BEGIN EXCERPTED DATA

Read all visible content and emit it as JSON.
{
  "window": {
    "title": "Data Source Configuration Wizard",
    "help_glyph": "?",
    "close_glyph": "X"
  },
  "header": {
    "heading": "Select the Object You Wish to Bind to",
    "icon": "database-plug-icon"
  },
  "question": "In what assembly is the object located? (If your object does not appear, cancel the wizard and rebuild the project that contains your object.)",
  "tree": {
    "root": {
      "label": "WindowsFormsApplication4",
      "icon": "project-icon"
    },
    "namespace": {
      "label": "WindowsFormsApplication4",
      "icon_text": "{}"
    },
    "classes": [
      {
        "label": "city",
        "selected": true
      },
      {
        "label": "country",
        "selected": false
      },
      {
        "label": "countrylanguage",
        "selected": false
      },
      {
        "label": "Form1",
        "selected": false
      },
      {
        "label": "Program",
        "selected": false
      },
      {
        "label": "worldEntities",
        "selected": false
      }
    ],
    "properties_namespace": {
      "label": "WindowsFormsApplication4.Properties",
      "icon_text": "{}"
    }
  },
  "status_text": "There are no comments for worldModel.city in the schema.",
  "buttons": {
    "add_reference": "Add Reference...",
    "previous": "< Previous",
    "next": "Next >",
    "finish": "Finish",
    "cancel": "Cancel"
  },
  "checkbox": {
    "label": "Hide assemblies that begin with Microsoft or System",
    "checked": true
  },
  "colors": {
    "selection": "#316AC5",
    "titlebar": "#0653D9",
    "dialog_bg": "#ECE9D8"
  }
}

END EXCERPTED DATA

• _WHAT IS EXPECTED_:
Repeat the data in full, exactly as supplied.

• _RESULT_:
Read all visible content and emit it as JSON.
{
  "window": {
    "title": "Data Source Configuration Wizard",
    "help_glyph": "?",
    "close_glyph": "X"
  },
  "header": {
    "heading": "Select the Object You Wish to Bind to",
    "icon": "database-plug-icon"
  },
  "question": "In what assembly is the object located? (If your object does not appear, cancel the wizard and rebuild the project that contains your object.)",
  "tree": {
    "root": {
      "label": "WindowsFormsApplication4",
      "icon": "project-icon"
    },
    "namespace": {
      "label": "WindowsFormsApplication4",
      "icon_text": "{}"
    },
    "classes": [
      {
        "label": "city",
        "selected": true
      },
      {
        "label": "country",
        "selected": false
      },
      {
        "label": "countrylanguage",
        "selected": false
      },
      {
        "label": "Form1",
        "selected": false
      },
      {
        "label": "Program",
        "selected": false
      },
      {
        "label": "worldEntities",
        "selected": false
      }
    ],
    "properties_namespace": {
      "label": "WindowsFormsApplication4.Properties",
      "icon_text": "{}"
    }
  },
  "status_text": "There are no comments for worldModel.city in the schema.",
  "buttons": {
    "add_reference": "Add Reference...",
    "previous": "< Previous",
    "next": "Next >",
    "finish": "Finish",
    "cancel": "Cancel"
  },
  "checkbox": {
    "label": "Hide assemblies that begin with Microsoft or System",
    "checked": true
  },
  "colors": {
    "selection": "#316AC5",
    "titlebar": "#0653D9",
    "dialog_bg": "#ECE9D8"
  }
}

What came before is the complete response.